### ACTIVITY
Pull every line containing the word "AIGC之我见" from the records.

### DATA FOR THE TASK
=====
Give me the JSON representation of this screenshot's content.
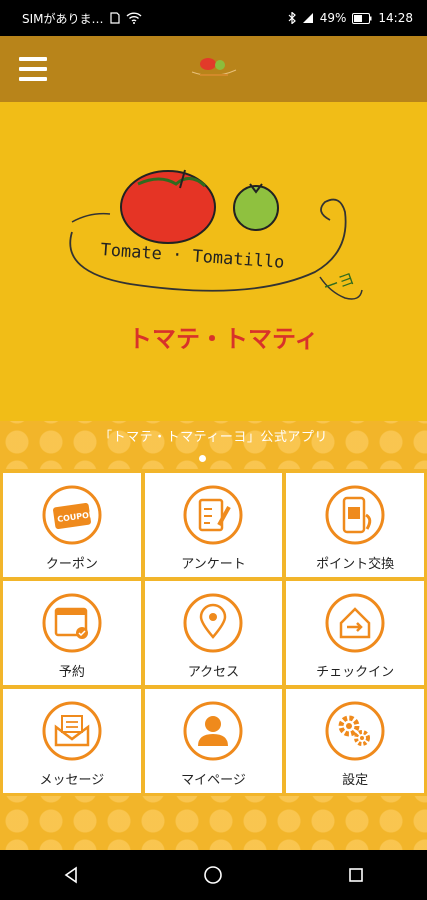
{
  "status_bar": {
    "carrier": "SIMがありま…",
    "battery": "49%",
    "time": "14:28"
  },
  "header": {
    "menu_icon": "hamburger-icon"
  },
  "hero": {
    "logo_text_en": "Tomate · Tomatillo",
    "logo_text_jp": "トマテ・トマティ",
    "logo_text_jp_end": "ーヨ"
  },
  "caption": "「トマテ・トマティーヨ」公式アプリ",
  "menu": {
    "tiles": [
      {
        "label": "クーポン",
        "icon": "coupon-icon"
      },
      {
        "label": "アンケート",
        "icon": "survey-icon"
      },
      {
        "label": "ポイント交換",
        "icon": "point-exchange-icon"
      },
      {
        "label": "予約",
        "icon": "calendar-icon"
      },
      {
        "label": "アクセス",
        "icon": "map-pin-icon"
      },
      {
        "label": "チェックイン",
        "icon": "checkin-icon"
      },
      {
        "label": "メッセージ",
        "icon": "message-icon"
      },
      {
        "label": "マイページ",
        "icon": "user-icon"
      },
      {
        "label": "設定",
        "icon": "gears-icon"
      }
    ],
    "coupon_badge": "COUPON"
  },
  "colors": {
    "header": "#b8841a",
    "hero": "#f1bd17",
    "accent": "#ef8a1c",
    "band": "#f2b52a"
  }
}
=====
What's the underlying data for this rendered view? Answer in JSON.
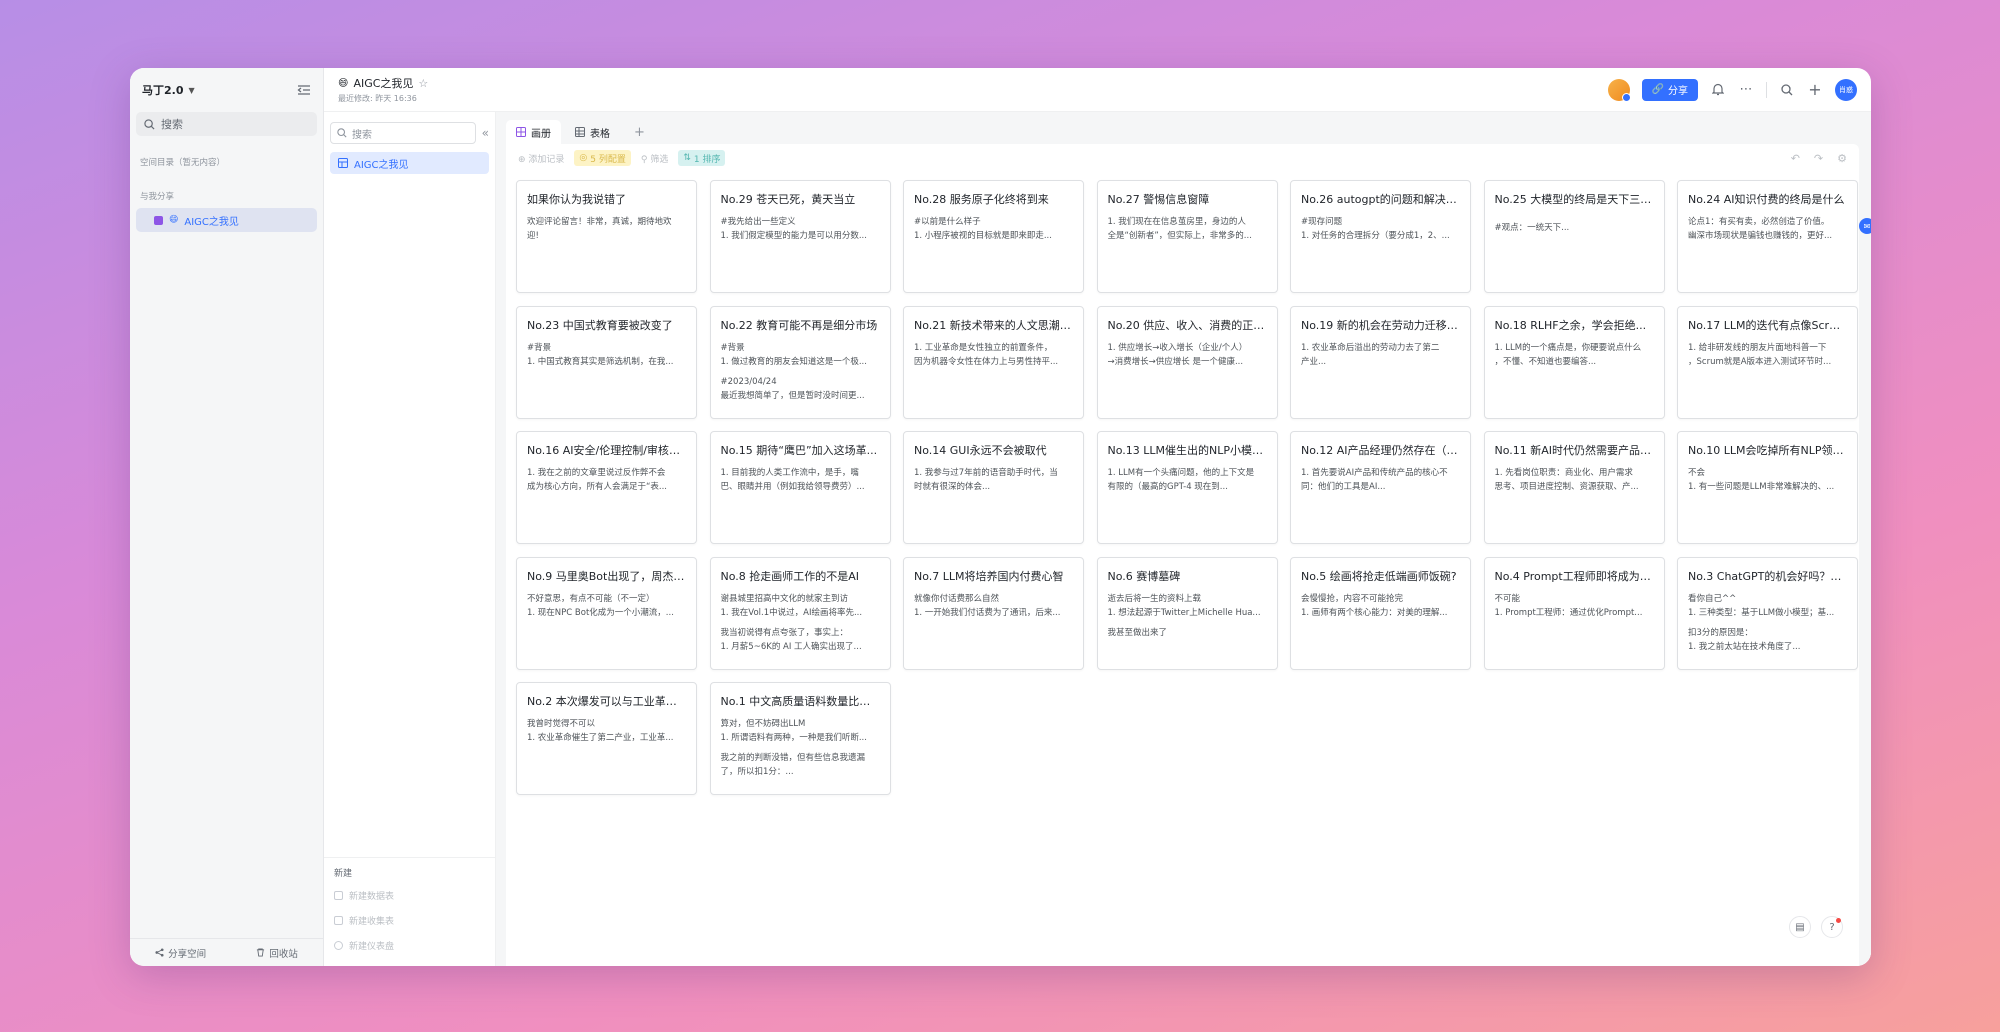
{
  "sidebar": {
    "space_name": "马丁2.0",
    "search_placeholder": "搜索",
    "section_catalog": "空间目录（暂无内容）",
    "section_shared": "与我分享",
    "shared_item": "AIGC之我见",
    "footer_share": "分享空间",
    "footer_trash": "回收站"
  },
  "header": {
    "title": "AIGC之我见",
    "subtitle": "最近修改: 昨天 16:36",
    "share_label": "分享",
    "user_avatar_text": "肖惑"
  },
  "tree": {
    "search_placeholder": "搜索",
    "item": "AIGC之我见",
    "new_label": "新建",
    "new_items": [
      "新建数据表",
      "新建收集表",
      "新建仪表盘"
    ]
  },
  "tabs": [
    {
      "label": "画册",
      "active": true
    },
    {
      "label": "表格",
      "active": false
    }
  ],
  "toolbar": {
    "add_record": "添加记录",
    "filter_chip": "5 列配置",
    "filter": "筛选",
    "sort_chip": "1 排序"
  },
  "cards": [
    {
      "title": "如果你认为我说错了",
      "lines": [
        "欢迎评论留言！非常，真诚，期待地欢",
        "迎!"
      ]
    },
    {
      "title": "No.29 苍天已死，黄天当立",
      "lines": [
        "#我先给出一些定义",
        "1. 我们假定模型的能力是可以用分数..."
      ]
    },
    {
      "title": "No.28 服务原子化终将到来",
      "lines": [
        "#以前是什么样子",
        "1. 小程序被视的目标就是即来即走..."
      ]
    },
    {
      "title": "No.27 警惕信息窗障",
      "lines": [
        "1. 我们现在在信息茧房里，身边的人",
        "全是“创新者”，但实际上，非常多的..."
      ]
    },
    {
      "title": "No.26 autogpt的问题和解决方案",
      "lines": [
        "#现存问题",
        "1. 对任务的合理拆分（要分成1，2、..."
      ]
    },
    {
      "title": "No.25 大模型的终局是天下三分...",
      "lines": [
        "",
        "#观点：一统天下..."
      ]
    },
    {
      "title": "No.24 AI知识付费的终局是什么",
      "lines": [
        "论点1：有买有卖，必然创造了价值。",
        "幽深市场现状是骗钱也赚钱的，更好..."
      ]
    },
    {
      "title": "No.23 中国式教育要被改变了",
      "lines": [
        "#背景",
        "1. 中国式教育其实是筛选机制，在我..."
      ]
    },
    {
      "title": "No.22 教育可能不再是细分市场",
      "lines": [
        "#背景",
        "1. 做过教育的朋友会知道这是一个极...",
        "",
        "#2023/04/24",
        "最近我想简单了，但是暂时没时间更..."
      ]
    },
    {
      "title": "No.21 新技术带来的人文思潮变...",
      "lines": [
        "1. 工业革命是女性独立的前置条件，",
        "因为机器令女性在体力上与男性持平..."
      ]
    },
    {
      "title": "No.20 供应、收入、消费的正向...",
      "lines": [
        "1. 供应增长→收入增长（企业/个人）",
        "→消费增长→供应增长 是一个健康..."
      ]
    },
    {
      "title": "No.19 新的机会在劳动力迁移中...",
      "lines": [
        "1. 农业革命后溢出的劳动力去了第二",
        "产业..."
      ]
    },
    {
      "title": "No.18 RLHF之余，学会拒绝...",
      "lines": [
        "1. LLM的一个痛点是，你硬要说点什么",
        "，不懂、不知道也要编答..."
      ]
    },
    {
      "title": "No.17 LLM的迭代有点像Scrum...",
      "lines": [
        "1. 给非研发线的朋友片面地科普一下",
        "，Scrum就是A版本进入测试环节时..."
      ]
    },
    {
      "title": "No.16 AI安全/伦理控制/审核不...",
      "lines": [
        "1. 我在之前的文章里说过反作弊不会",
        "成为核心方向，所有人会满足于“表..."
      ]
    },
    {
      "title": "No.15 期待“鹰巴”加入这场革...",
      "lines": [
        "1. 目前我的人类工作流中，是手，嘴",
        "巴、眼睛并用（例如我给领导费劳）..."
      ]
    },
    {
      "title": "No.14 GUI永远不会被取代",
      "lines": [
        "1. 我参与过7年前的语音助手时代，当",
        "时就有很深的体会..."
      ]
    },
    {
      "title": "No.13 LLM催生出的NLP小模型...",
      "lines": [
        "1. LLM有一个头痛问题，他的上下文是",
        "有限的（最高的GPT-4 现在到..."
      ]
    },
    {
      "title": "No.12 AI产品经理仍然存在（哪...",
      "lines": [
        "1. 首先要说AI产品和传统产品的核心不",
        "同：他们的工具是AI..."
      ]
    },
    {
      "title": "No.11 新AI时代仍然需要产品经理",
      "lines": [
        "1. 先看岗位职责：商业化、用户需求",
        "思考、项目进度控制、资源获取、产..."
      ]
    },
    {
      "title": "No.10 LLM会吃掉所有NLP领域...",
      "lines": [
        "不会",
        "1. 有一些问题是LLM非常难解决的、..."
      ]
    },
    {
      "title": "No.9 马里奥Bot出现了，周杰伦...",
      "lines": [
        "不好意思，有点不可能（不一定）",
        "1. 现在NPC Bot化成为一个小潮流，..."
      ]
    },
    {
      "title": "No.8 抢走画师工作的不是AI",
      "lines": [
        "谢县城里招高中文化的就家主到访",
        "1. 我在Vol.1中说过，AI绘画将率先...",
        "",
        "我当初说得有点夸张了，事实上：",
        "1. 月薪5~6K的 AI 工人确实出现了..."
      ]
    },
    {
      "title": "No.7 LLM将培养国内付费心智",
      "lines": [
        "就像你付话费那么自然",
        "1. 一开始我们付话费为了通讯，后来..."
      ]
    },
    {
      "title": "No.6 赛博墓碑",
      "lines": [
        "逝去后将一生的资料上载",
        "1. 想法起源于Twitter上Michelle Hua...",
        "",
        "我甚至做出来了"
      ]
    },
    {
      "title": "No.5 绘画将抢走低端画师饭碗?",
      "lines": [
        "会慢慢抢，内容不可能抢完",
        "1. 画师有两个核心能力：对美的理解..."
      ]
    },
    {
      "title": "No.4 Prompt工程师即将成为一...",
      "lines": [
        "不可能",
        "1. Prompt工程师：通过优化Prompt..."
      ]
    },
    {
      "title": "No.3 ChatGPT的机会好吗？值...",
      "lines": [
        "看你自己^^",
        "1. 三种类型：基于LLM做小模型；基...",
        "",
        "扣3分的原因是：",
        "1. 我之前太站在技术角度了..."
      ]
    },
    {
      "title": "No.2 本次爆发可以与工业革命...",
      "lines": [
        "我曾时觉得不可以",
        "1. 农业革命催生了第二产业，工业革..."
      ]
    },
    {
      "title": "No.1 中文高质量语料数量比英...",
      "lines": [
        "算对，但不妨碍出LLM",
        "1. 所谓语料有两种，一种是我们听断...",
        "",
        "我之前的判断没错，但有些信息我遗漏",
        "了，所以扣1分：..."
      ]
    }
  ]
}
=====
### THE ANSWER
    "shared_item": "AIGC之我见",
    "title": "AIGC之我见",
    "item": "AIGC之我见",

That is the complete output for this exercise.